- [INPUT RECORDS]
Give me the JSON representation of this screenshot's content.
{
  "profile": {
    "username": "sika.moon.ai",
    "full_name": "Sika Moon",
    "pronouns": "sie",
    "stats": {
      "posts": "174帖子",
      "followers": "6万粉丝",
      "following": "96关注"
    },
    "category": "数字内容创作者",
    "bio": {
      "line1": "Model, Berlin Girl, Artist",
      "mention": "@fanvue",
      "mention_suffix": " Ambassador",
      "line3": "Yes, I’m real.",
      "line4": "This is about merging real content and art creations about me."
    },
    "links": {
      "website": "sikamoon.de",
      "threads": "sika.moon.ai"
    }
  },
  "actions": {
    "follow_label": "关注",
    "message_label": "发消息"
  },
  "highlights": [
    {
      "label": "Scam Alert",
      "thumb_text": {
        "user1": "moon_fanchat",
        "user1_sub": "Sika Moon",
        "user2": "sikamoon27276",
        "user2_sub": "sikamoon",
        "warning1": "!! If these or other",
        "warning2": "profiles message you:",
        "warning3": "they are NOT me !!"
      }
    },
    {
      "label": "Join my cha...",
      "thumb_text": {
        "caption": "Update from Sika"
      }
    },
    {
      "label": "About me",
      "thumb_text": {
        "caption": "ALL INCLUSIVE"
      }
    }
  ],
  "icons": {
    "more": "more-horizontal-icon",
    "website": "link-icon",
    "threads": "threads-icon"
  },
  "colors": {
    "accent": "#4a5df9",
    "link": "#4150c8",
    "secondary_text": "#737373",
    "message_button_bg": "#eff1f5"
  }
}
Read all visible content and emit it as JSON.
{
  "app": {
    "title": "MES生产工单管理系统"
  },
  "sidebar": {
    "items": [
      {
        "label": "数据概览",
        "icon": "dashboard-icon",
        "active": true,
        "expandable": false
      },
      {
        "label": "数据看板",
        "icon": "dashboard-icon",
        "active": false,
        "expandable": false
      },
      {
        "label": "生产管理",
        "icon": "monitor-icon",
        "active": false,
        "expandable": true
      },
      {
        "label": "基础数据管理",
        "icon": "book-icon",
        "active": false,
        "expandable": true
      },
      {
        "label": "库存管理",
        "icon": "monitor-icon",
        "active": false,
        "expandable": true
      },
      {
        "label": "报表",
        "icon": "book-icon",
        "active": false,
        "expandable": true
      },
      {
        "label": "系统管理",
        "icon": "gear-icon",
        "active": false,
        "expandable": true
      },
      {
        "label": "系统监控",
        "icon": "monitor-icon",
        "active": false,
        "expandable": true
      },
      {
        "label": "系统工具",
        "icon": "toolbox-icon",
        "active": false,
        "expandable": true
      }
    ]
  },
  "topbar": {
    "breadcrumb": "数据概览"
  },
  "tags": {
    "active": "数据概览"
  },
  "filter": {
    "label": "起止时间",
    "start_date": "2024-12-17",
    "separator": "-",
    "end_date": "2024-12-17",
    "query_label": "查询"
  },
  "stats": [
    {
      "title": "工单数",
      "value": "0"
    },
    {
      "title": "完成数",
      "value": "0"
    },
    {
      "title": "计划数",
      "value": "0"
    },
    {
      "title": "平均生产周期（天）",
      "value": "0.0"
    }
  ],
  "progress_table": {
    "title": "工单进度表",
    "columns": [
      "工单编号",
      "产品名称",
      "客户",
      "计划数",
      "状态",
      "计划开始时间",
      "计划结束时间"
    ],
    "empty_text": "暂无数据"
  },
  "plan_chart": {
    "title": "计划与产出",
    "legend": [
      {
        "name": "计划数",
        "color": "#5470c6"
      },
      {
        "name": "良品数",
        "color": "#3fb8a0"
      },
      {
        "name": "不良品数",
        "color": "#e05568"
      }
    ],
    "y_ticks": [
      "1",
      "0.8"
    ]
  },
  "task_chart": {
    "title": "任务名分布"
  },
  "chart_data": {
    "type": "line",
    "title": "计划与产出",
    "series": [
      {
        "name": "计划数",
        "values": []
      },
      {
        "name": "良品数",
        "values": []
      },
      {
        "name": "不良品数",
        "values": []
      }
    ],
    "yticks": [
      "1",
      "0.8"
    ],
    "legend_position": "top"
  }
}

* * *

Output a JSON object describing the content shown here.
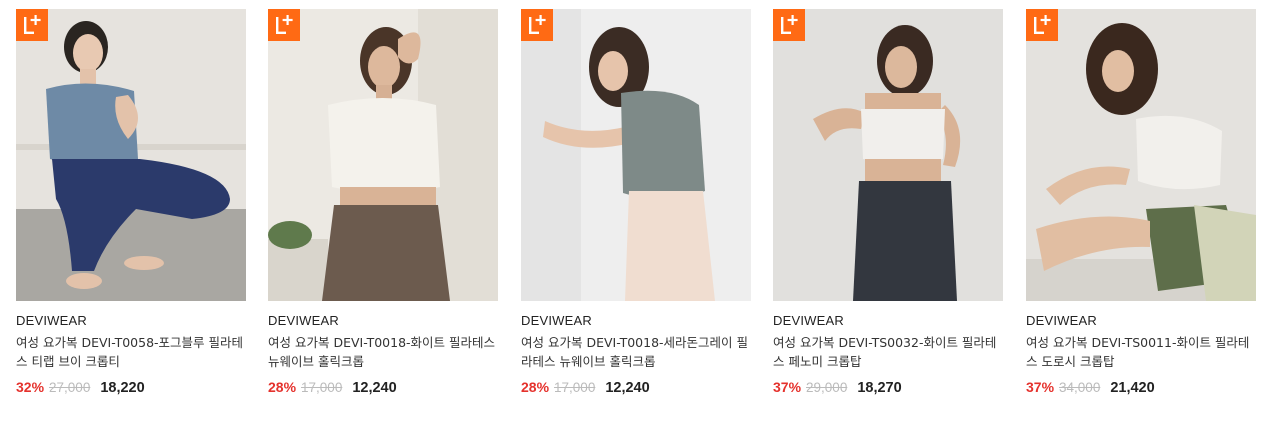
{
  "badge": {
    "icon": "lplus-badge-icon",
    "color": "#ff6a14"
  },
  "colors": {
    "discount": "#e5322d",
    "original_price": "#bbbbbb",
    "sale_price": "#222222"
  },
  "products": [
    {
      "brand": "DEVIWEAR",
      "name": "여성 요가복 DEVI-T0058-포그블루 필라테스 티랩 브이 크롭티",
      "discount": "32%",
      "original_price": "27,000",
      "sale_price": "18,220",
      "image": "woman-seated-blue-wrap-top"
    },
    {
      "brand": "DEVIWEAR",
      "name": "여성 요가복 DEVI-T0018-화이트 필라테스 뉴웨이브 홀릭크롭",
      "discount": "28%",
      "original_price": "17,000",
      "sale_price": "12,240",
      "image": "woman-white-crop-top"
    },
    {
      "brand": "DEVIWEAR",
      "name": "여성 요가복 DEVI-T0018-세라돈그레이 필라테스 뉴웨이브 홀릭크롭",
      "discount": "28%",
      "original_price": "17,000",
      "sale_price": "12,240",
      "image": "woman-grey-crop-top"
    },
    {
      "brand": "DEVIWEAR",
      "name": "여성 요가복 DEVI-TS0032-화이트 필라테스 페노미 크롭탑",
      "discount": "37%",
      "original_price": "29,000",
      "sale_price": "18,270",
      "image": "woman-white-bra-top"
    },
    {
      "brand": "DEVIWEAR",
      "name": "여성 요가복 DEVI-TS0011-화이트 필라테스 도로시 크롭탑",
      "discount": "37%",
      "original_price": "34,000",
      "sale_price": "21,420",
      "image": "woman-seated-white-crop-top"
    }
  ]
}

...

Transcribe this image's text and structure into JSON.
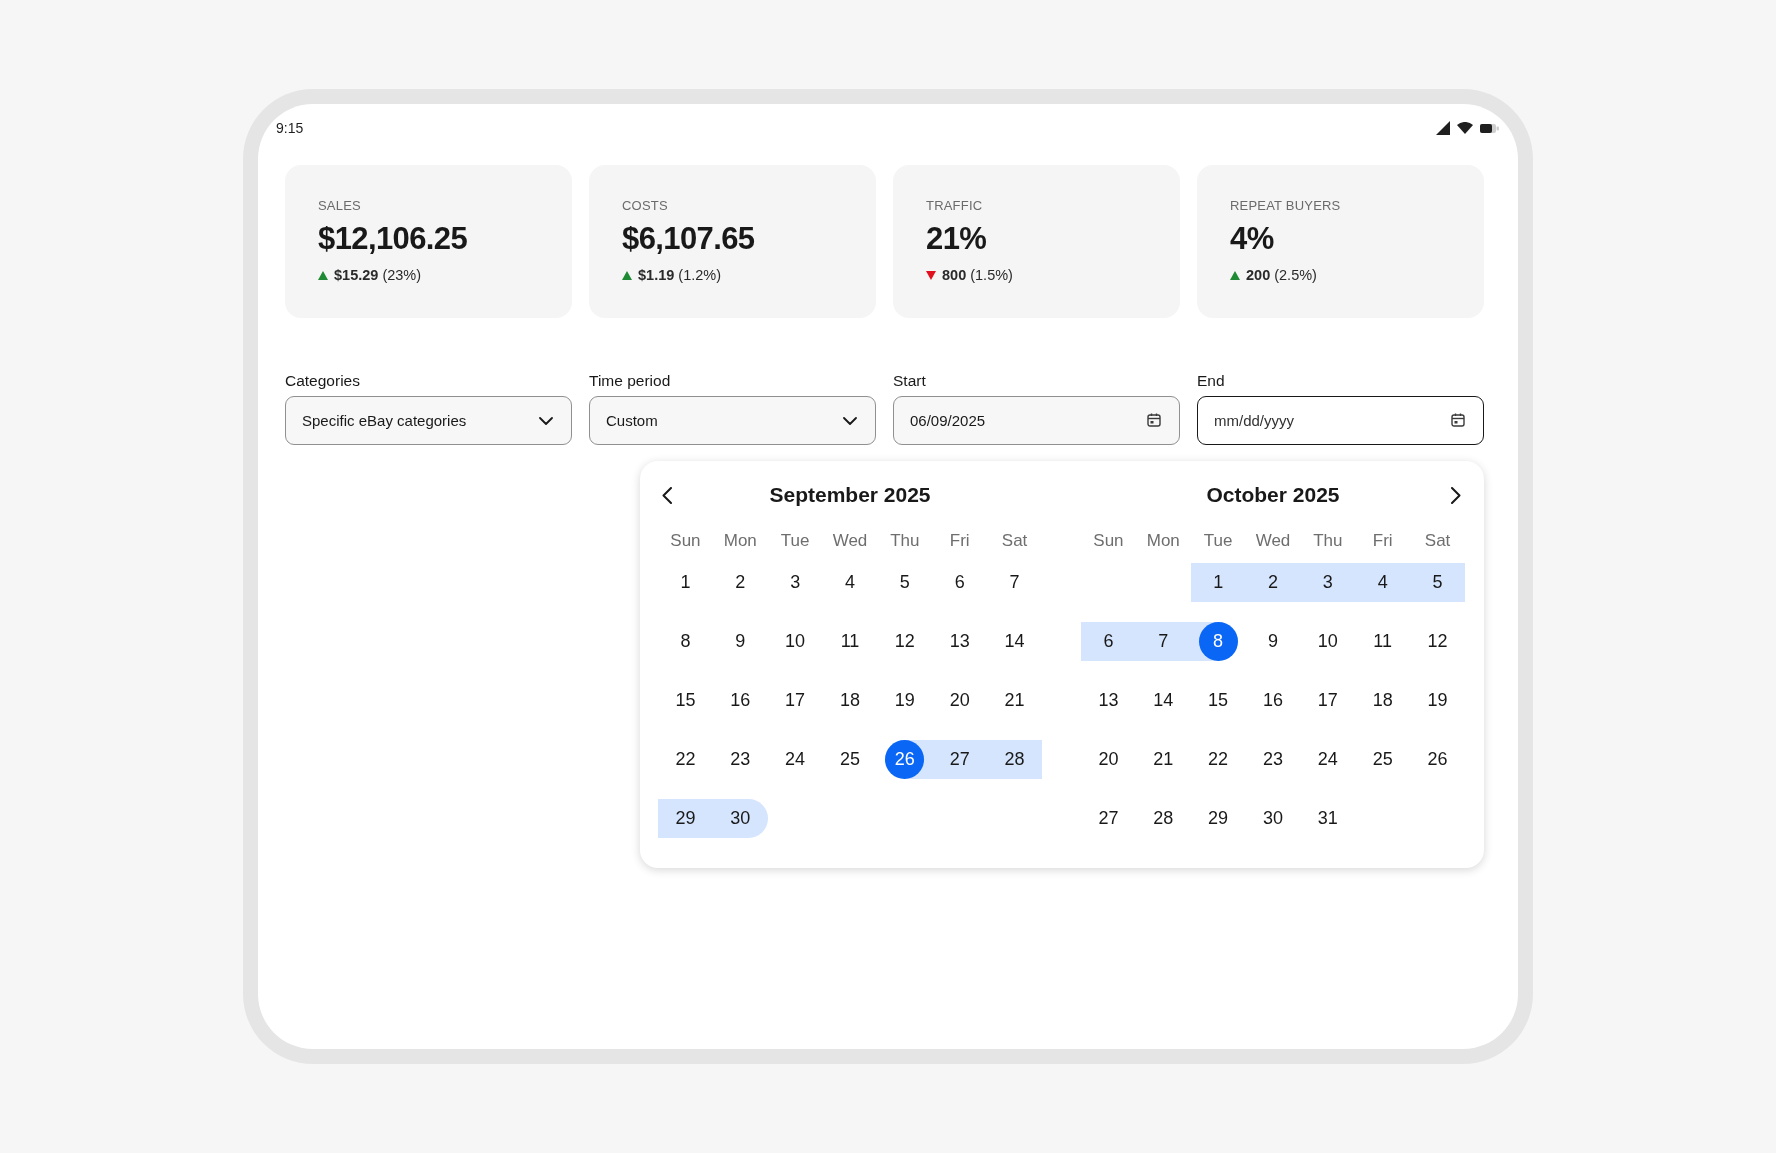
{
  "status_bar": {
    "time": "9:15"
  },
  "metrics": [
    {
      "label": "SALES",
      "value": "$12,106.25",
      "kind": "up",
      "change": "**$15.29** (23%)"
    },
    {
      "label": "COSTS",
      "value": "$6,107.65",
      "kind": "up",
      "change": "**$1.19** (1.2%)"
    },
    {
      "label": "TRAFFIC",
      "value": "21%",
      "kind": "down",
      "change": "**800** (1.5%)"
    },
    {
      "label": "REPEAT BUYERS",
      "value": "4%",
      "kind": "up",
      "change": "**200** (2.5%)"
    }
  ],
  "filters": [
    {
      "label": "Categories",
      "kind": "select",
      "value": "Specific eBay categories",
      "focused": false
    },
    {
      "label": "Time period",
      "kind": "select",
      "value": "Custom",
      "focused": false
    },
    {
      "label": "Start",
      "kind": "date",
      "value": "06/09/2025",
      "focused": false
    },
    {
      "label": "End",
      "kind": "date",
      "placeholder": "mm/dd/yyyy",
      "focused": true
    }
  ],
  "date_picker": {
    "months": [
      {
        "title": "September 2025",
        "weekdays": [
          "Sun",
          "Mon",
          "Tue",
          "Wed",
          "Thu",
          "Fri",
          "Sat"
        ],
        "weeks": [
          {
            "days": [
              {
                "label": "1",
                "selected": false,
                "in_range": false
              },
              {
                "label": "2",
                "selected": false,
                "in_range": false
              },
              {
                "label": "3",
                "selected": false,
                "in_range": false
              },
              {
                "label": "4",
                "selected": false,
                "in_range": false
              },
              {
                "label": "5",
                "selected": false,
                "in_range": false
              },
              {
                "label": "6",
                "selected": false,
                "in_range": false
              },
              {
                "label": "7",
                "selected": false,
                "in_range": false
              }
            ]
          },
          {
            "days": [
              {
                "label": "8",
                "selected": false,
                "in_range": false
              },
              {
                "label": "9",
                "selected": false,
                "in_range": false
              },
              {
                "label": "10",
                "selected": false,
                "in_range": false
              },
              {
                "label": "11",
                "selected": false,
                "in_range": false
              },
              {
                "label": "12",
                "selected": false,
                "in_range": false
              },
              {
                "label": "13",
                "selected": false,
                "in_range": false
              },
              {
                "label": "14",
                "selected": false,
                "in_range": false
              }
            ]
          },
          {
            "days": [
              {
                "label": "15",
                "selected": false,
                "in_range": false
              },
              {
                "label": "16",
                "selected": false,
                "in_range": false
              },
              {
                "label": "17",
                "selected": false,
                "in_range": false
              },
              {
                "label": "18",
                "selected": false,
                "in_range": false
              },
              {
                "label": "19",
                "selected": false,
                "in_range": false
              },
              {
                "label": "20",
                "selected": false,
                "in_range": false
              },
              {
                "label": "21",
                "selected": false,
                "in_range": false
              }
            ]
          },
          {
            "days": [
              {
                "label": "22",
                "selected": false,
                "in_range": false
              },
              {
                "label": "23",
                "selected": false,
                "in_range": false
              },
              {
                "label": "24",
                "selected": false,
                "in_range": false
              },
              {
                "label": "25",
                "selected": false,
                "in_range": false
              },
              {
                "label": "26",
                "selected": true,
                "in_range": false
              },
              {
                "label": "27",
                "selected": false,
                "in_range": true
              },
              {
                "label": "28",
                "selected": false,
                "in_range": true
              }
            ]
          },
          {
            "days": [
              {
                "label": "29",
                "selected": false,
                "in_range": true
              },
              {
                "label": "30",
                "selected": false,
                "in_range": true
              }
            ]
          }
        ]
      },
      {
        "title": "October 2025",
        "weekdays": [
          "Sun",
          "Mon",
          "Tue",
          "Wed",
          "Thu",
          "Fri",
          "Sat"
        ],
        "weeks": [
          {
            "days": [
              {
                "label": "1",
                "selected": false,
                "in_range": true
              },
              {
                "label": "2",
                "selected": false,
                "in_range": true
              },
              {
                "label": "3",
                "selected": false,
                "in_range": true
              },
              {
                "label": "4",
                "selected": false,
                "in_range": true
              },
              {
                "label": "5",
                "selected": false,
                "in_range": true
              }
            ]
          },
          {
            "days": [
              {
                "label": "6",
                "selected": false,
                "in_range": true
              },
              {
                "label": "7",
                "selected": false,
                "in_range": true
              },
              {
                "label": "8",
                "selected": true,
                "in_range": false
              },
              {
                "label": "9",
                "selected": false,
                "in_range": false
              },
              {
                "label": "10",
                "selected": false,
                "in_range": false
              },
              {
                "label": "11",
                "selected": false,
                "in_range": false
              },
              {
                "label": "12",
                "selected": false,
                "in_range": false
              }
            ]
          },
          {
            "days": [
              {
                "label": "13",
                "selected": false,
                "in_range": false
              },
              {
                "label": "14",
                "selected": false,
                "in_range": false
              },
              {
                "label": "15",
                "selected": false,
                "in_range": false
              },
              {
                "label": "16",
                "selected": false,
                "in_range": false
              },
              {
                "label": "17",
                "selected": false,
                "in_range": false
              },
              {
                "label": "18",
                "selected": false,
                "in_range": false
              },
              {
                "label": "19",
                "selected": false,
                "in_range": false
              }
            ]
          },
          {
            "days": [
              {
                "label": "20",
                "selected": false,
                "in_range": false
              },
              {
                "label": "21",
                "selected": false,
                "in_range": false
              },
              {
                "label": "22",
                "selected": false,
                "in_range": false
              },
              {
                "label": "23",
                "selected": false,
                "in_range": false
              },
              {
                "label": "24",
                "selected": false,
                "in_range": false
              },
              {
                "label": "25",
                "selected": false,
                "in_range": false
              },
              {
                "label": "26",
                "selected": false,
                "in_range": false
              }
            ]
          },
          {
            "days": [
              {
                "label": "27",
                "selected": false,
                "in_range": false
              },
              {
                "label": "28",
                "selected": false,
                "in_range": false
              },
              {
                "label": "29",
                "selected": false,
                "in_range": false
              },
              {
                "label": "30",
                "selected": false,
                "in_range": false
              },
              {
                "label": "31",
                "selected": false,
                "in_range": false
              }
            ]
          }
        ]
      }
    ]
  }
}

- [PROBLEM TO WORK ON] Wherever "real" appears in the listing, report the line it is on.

- [RESULT OF THE TASK]
      "line3": "Yes, I’m real.",
      "line4": "This is about merging real content and art creations about me."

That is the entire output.